### [Exercise material]

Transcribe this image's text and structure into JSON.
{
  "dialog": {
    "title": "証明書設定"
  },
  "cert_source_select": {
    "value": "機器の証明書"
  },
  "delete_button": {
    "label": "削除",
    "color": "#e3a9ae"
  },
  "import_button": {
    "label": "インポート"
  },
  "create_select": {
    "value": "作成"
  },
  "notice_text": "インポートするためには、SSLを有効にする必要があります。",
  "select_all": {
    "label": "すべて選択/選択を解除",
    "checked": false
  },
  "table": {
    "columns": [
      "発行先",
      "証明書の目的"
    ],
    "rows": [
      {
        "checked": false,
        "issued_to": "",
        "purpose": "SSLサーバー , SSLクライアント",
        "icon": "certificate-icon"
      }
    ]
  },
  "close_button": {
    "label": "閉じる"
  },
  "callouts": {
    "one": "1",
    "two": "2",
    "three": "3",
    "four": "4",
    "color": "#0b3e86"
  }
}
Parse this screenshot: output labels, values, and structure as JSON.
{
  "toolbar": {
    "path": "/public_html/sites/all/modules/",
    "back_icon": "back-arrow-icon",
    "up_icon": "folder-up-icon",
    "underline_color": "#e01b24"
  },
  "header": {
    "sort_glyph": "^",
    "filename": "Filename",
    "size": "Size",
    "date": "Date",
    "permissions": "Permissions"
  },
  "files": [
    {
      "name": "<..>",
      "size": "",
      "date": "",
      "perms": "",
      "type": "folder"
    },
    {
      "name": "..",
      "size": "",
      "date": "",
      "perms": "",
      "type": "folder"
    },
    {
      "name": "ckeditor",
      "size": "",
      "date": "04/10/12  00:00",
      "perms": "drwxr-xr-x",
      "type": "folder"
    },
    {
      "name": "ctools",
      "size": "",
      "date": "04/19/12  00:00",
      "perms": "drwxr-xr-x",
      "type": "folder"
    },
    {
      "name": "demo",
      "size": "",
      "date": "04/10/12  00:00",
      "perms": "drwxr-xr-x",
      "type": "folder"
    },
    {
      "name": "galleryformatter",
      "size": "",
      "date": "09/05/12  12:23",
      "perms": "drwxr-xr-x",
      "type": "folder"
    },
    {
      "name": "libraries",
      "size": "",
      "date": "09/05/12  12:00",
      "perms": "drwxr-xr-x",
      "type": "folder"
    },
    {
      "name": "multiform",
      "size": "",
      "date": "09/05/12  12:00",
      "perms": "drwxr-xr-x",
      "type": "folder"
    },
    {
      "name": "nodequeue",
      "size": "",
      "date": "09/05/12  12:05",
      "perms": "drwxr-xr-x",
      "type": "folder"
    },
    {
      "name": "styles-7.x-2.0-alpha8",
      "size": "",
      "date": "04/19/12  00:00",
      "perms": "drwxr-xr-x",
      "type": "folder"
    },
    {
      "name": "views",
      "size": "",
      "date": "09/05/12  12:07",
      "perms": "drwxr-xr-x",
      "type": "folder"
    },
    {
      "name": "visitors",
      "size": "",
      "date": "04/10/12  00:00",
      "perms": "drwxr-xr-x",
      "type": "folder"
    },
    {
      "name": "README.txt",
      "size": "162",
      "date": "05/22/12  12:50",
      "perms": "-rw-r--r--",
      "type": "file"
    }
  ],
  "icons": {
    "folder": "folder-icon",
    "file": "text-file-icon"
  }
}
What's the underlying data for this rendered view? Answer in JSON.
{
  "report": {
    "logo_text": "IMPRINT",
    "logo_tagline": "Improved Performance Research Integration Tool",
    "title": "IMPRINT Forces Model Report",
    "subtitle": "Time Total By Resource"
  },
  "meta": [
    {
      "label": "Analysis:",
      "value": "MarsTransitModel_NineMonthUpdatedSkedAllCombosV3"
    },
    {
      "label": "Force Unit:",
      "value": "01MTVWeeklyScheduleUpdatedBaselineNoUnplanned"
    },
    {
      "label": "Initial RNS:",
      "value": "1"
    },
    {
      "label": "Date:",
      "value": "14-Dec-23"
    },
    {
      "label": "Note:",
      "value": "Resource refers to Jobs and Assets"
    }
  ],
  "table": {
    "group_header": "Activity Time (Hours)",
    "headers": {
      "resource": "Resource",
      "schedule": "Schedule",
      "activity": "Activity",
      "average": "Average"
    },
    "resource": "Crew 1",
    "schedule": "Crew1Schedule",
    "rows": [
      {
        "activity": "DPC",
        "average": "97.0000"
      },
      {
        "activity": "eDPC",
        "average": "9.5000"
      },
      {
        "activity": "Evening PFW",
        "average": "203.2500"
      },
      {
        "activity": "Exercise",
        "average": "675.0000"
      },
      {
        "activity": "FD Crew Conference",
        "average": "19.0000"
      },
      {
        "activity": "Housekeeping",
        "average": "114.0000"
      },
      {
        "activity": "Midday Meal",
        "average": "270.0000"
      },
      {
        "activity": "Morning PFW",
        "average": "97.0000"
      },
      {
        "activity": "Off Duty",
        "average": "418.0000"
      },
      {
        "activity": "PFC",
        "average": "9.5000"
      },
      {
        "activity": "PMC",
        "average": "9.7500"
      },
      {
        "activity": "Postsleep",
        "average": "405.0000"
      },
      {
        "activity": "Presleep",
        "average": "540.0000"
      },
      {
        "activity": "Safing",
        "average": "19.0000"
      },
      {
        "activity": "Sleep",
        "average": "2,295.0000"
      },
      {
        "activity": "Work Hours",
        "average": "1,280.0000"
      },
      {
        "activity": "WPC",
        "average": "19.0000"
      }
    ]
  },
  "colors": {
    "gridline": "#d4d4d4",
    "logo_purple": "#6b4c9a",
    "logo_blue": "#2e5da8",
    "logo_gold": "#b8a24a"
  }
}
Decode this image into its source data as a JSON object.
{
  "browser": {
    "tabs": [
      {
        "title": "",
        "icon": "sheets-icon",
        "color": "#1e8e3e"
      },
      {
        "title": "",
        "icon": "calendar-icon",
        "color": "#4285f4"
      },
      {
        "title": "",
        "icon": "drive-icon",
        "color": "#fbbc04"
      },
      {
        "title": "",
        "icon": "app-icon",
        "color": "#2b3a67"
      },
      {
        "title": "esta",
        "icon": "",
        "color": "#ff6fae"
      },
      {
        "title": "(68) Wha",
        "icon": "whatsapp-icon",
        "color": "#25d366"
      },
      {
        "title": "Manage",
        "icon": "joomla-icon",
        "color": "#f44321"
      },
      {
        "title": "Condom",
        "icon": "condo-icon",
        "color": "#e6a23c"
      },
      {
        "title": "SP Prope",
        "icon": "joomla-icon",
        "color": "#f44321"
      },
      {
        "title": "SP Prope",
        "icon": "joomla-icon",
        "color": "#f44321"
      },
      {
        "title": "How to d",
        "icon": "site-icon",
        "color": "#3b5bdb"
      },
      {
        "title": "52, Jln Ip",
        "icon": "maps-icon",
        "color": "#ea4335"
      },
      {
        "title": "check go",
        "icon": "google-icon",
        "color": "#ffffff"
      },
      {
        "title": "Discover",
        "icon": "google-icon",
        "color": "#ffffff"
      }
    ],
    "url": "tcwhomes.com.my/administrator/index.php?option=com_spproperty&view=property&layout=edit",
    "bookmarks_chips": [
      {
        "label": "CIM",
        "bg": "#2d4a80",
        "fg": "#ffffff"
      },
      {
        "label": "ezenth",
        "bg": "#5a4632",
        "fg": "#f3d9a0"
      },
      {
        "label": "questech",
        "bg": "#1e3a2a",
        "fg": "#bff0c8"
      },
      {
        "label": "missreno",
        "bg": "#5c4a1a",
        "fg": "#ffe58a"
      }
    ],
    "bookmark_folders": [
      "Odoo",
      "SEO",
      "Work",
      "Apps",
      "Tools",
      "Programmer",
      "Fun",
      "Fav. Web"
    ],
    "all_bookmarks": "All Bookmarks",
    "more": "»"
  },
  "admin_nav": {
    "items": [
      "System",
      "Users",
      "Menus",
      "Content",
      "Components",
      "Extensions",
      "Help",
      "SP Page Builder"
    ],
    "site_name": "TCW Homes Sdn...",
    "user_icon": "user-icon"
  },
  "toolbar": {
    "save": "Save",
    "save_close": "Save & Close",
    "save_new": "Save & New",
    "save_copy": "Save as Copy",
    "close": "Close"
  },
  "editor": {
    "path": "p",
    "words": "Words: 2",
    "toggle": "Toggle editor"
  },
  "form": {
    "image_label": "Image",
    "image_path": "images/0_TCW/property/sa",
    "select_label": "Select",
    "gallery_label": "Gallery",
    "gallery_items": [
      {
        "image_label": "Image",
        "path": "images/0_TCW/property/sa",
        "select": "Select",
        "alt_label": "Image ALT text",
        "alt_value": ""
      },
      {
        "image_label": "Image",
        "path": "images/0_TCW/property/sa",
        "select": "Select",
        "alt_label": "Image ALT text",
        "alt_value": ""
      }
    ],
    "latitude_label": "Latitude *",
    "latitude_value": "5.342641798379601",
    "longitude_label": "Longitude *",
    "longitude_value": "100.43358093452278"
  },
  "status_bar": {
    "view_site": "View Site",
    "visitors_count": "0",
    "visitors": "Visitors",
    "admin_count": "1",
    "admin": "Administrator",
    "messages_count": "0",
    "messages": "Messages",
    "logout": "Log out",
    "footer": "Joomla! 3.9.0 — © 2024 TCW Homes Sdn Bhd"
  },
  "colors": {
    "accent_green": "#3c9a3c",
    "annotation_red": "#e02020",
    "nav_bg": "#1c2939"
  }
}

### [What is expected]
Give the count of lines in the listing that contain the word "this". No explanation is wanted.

### [Task response]
4